- **Goal of the exercise**
Entries follow. Set all of them down as they stand.

Data records for software interfaces
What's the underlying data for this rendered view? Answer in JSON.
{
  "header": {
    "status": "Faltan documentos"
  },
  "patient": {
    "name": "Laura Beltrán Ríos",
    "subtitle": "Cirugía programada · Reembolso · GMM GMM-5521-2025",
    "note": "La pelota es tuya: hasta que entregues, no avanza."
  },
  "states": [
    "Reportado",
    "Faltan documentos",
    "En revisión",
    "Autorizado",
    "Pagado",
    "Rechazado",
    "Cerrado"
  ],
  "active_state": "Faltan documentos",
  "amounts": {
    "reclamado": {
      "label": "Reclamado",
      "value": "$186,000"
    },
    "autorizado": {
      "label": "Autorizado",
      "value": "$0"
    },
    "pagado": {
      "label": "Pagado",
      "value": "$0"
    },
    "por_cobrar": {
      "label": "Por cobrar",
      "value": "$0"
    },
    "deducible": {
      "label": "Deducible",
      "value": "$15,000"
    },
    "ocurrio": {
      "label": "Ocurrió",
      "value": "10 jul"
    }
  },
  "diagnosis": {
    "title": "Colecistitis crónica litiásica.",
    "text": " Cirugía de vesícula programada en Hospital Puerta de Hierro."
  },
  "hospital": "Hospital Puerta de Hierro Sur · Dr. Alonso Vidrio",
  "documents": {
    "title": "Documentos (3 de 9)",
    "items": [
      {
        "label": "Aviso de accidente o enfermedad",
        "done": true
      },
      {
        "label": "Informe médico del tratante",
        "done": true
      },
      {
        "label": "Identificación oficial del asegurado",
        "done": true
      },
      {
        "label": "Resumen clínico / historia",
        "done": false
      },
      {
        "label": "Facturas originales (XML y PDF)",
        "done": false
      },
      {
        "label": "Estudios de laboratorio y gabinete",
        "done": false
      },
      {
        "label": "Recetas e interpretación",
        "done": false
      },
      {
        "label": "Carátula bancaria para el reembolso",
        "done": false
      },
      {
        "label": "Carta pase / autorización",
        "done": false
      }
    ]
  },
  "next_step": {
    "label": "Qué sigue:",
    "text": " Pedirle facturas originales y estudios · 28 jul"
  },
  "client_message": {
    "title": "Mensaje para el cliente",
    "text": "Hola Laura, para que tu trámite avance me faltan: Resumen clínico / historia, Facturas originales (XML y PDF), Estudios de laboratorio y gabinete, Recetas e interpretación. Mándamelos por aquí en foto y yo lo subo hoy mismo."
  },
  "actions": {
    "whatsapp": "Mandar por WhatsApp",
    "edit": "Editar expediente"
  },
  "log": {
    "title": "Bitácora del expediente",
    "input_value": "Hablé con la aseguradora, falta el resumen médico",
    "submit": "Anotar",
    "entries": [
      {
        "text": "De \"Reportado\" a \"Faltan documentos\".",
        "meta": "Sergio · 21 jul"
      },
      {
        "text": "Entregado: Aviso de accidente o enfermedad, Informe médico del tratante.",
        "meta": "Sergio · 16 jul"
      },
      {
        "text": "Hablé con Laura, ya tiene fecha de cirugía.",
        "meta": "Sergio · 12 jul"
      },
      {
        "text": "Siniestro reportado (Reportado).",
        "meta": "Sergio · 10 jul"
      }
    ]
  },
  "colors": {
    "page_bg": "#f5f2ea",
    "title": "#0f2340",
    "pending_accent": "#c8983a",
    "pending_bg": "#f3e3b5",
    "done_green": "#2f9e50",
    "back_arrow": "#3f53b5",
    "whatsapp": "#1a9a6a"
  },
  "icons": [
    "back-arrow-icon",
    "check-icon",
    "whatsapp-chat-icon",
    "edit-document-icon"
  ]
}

- **Result**
What's the underlying data for this rendered view? Answer in JSON.
{
  "header": {
    "status": "Faltan documentos"
  },
  "patient": {
    "name": "Laura Beltrán Ríos",
    "subtitle": "Cirugía programada · Reembolso · GMM GMM-5521-2025",
    "note": "La pelota es tuya: hasta que entregues, no avanza."
  },
  "states": [
    "Reportado",
    "Faltan documentos",
    "En revisión",
    "Autorizado",
    "Pagado",
    "Rechazado",
    "Cerrado"
  ],
  "active_state": "Faltan documentos",
  "amounts": {
    "reclamado": {
      "label": "Reclamado",
      "value": "$186,000"
    },
    "autorizado": {
      "label": "Autorizado",
      "value": "$0"
    },
    "pagado": {
      "label": "Pagado",
      "value": "$0"
    },
    "por_cobrar": {
      "label": "Por cobrar",
      "value": "$0"
    },
    "deducible": {
      "label": "Deducible",
      "value": "$15,000"
    },
    "ocurrio": {
      "label": "Ocurrió",
      "value": "10 jul"
    }
  },
  "diagnosis": {
    "title": "Colecistitis crónica litiásica.",
    "text": " Cirugía de vesícula programada en Hospital Puerta de Hierro."
  },
  "hospital": "Hospital Puerta de Hierro Sur · Dr. Alonso Vidrio",
  "documents": {
    "title": "Documentos (3 de 9)",
    "items": [
      {
        "label": "Aviso de accidente o enfermedad",
        "done": true
      },
      {
        "label": "Informe médico del tratante",
        "done": true
      },
      {
        "label": "Identificación oficial del asegurado",
        "done": true
      },
      {
        "label": "Resumen clínico / historia",
        "done": false
      },
      {
        "label": "Facturas originales (XML y PDF)",
        "done": false
      },
      {
        "label": "Estudios de laboratorio y gabinete",
        "done": false
      },
      {
        "label": "Recetas e interpretación",
        "done": false
      },
      {
        "label": "Carátula bancaria para el reembolso",
        "done": false
      },
      {
        "label": "Carta pase / autorización",
        "done": false
      }
    ]
  },
  "next_step": {
    "label": "Qué sigue:",
    "text": " Pedirle facturas originales y estudios · 28 jul"
  },
  "client_message": {
    "title": "Mensaje para el cliente",
    "text": "Hola Laura, para que tu trámite avance me faltan: Resumen clínico / historia, Facturas originales (XML y PDF), Estudios de laboratorio y gabinete, Recetas e interpretación. Mándamelos por aquí en foto y yo lo subo hoy mismo."
  },
  "actions": {
    "whatsapp": "Mandar por WhatsApp",
    "edit": "Editar expediente"
  },
  "log": {
    "title": "Bitácora del expediente",
    "input_value": "Hablé con la aseguradora, falta el resumen médico",
    "submit": "Anotar",
    "entries": [
      {
        "text": "De \"Reportado\" a \"Faltan documentos\".",
        "meta": "Sergio · 21 jul"
      },
      {
        "text": "Entregado: Aviso de accidente o enfermedad, Informe médico del tratante.",
        "meta": "Sergio · 16 jul"
      },
      {
        "text": "Hablé con Laura, ya tiene fecha de cirugía.",
        "meta": "Sergio · 12 jul"
      },
      {
        "text": "Siniestro reportado (Reportado).",
        "meta": "Sergio · 10 jul"
      }
    ]
  },
  "colors": {
    "page_bg": "#f5f2ea",
    "title": "#0f2340",
    "pending_accent": "#c8983a",
    "pending_bg": "#f3e3b5",
    "done_green": "#2f9e50",
    "back_arrow": "#3f53b5",
    "whatsapp": "#1a9a6a"
  },
  "icons": [
    "back-arrow-icon",
    "check-icon",
    "whatsapp-chat-icon",
    "edit-document-icon"
  ]
}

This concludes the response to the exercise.